Byline originally appeared in FreightWaves
When we think about sustainability, the first thing that comes to mind is usually the environment.
As global climate change continues to shift from some imagined future to a clear and present danger, we’re asked to consider the environmental impact of our personal and business practices. And, as business leaders, we absolutely should take carbon footprints into account — not only for the health of our planet but also for the growth, resilience, and longevity of our businesses.
But when it comes to sustainable businesses — and, in particular, sustainable supply chains — it’s time to go beyond protecting the environment. We’ve got to talk about protecting our strongest assets, our people.
The past 18 months or so has been a rollercoaster for the supply chain ecosystem. The upside is that, against all odds, the economy is going strong. Consumer demand is high and, from production to delivery, everyone is busy trying to meet it.
The downside? We’re still in a pandemic. We’re experiencing major labor shortages and supply constraints. Costs are through the roof, and capacity is practically nonexistent. We’ve also been pummeled by relentless and devastating weather events, which compound delays from end to end. Even if your operations team has approval to add headcount, acquiring talent takes time away from your day job of fulfilling operational duties.
All of this has added up to a period of unprecedented stress and sacrifice for our supply chain workers. Behind every half-packed box or delayed shipment is a human being, putting in the hard work and the long hours to take a product across the finish line.
So, as we enter our second pandemic holiday season, I encourage my fellow business leaders to consider the people who hold our supply chains together. This includes not only our employees but also our valued partners that fulfill our customers needs, truck drivers, warehouse operators and supply chain planners, who are essential to business operations.
With just a few thoughtful gestures, we can show them the appreciation they deeply deserve.
Essential to human wellbeing is the feeling of belonging — of being understood. Across the globe, we’re seeing workers who feel unheard resorting to resignation and strikes. To help supply chain workers feel connected and engaged, companies should encourage industry collaboration and consider engaging on online platforms, such as community pages or message boards. Not only are these forums a way to bring people together, but they can also be used at a higher level to gain on-the-ground perspectives and best practices from industry peers.
Here at FourKites, for instance, we have created an online customer community, where we’re actively engaging with our users, listening to them so that we can best understand their biggest pain points; giving them the opportunity to weigh in on our product roadmap (over the last 12 months, our community members have submitted over 434 product ideas submitted, 30% of which were delivered, with 20% more coming this quarter); and most importantly, enabling them to interact with each other to share best practices, collaborate and connect.
A surefire way to take pressure off our workers is through smarter technology. Supply chain automation can clear away some of the tedious, heavy tasks required of our logistics workforce. For example, a worker may need to make a dozen extra phone calls or emails to track a late load — all of which can and should be automated. We can also employ technology to recognize and eliminate supply chain inefficiencies, including warehouse capacity and labor. All of this equates to shorter days and less stress for the people behind the processes.

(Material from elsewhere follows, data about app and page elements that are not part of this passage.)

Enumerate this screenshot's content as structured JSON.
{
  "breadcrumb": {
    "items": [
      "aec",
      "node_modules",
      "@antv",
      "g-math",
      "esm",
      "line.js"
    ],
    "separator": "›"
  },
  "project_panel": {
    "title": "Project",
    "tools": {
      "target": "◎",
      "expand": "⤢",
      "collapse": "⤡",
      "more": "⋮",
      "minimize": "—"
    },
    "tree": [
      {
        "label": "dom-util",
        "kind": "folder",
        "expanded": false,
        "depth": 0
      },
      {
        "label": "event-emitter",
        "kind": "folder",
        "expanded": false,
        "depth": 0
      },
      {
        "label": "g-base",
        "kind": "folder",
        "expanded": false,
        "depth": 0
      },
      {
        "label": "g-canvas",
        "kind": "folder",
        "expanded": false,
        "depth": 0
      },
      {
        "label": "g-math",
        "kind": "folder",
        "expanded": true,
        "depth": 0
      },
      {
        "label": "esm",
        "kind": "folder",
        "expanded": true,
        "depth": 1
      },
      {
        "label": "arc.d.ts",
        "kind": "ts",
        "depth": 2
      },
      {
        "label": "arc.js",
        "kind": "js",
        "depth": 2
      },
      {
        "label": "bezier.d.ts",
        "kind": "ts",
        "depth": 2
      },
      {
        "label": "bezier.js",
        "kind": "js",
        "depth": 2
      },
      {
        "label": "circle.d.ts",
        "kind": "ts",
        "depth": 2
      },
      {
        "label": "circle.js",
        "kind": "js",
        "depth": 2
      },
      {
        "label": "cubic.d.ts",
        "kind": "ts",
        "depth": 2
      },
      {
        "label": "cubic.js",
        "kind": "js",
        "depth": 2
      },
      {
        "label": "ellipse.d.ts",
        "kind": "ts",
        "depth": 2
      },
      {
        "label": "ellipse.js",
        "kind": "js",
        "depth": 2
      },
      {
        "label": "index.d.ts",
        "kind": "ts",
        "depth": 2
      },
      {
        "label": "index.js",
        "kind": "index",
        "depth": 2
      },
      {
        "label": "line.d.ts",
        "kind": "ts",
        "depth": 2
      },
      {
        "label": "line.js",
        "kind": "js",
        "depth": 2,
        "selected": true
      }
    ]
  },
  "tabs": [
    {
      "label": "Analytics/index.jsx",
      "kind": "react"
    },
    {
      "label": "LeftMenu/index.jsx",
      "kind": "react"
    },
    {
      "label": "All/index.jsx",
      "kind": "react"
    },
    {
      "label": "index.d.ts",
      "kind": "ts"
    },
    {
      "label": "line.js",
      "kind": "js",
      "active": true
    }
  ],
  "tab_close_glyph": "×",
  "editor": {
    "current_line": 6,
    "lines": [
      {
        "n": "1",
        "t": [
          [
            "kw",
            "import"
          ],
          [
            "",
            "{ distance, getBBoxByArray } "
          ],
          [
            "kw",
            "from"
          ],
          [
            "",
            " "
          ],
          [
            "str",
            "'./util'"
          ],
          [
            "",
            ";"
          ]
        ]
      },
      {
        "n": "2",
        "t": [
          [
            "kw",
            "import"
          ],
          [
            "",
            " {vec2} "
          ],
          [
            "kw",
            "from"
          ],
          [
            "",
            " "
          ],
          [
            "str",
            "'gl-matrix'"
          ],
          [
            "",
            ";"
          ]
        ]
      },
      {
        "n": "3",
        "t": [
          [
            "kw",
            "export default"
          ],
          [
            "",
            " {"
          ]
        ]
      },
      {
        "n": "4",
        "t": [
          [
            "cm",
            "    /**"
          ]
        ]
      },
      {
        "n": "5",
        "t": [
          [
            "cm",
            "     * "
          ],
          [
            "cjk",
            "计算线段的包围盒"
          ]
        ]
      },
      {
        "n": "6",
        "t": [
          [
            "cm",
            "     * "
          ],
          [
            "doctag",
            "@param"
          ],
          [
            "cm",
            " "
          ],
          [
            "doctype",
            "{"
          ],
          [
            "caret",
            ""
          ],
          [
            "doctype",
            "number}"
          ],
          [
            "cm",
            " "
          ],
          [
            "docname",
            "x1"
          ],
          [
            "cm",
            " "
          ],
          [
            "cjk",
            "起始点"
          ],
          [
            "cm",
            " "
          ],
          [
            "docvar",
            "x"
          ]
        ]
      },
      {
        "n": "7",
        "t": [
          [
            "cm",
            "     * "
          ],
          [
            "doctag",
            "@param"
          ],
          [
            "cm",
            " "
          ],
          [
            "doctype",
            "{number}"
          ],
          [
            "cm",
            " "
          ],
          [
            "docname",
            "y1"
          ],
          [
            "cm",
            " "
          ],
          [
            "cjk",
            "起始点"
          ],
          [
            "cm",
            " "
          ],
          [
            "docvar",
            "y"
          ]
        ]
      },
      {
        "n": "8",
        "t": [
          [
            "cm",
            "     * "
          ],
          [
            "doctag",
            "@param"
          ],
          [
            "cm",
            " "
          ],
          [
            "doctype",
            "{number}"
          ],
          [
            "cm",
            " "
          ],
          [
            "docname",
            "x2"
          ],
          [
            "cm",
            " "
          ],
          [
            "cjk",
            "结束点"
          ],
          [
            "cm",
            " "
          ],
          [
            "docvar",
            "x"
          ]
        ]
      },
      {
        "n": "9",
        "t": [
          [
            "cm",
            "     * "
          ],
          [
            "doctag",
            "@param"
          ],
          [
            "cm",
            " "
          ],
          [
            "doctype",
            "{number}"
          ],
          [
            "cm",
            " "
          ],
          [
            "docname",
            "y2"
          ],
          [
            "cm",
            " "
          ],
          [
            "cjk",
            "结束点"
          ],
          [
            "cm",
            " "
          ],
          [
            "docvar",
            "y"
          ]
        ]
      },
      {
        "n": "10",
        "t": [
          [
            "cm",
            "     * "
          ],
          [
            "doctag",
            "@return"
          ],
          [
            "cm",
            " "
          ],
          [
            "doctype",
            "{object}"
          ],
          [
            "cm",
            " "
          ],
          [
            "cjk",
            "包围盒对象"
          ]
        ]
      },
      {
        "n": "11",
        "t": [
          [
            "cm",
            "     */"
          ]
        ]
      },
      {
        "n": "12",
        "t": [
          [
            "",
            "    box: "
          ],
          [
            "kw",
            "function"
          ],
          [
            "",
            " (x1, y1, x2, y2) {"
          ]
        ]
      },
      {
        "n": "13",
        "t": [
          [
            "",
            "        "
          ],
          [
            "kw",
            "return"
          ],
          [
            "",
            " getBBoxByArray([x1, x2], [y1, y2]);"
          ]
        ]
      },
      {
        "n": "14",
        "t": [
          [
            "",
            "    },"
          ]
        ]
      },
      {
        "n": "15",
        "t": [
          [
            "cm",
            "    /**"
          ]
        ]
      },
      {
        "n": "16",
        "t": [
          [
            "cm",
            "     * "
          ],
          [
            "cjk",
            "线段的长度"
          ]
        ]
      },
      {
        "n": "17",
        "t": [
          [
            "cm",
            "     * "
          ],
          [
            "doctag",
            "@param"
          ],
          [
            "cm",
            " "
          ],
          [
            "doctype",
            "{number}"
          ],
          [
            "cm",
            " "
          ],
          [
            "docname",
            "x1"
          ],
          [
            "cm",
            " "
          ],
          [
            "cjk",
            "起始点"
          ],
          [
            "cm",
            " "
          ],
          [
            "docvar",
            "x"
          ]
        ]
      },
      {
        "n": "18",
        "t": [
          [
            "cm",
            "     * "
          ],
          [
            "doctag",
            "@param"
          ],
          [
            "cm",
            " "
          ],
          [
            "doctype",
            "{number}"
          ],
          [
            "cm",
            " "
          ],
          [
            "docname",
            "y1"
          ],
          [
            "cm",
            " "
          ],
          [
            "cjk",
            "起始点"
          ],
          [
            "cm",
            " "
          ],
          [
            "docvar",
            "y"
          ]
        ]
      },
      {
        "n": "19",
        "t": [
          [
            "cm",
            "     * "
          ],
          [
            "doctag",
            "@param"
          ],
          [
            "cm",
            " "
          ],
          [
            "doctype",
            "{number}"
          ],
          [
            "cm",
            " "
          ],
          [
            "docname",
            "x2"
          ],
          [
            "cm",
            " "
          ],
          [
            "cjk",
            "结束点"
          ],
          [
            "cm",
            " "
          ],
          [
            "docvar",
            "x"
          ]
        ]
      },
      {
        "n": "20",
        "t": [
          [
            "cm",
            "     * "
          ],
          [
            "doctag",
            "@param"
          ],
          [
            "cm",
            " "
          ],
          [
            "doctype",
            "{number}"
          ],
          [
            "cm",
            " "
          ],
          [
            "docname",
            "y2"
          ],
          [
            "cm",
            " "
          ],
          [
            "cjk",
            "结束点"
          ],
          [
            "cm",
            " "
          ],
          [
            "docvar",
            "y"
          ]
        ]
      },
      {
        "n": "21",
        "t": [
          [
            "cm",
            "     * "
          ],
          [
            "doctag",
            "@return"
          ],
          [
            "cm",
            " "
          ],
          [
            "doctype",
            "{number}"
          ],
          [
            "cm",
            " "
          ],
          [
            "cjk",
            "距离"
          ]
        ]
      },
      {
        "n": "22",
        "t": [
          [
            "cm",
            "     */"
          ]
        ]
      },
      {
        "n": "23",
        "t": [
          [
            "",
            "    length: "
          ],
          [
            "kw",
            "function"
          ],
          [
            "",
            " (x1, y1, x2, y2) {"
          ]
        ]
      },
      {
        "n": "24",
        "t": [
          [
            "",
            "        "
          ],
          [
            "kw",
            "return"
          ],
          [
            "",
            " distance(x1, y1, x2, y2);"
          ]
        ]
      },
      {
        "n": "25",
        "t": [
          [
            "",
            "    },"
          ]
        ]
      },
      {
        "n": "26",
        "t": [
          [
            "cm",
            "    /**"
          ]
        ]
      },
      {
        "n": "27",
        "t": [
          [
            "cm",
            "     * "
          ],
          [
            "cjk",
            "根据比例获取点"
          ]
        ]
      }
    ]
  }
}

Get creative with giving thanks. Create fun videos recognizing the top performers in your supply chain, regardless of whether they are employees, suppliers, customers or contractors. The ecosystem needed to maintain a highly performing supply chain needs to be recognized through awards, public recognition, swag or financial incentives. With employee turnover hitting new highs, we must do everything we can to encourage team bonding and pride across our organizations and our supply chains.
Helping people feel seen isn’t rocket science. It’s as easy as letting truck drivers use the facilities when they do a drop. It’s offering coupons for meals and drinks in town. It’s providing coffee and clean accommodations. It’s giving the occasional free perk, or even extra time off. When the people who enter your workspace feel appreciated — when they feel human — they will want to come back.
The pandemic has taught us countless lessons, if we’ve been willing to listen. Chief among these lessons is the value of human life — not just in terms of our mortality, but also in how our lives are lived. As business leaders, we must do everything we can to support the dignity, well-being and health of our employees. After all, no matter how much we innovate and automate, the success and survival of our businesses will always come down to people.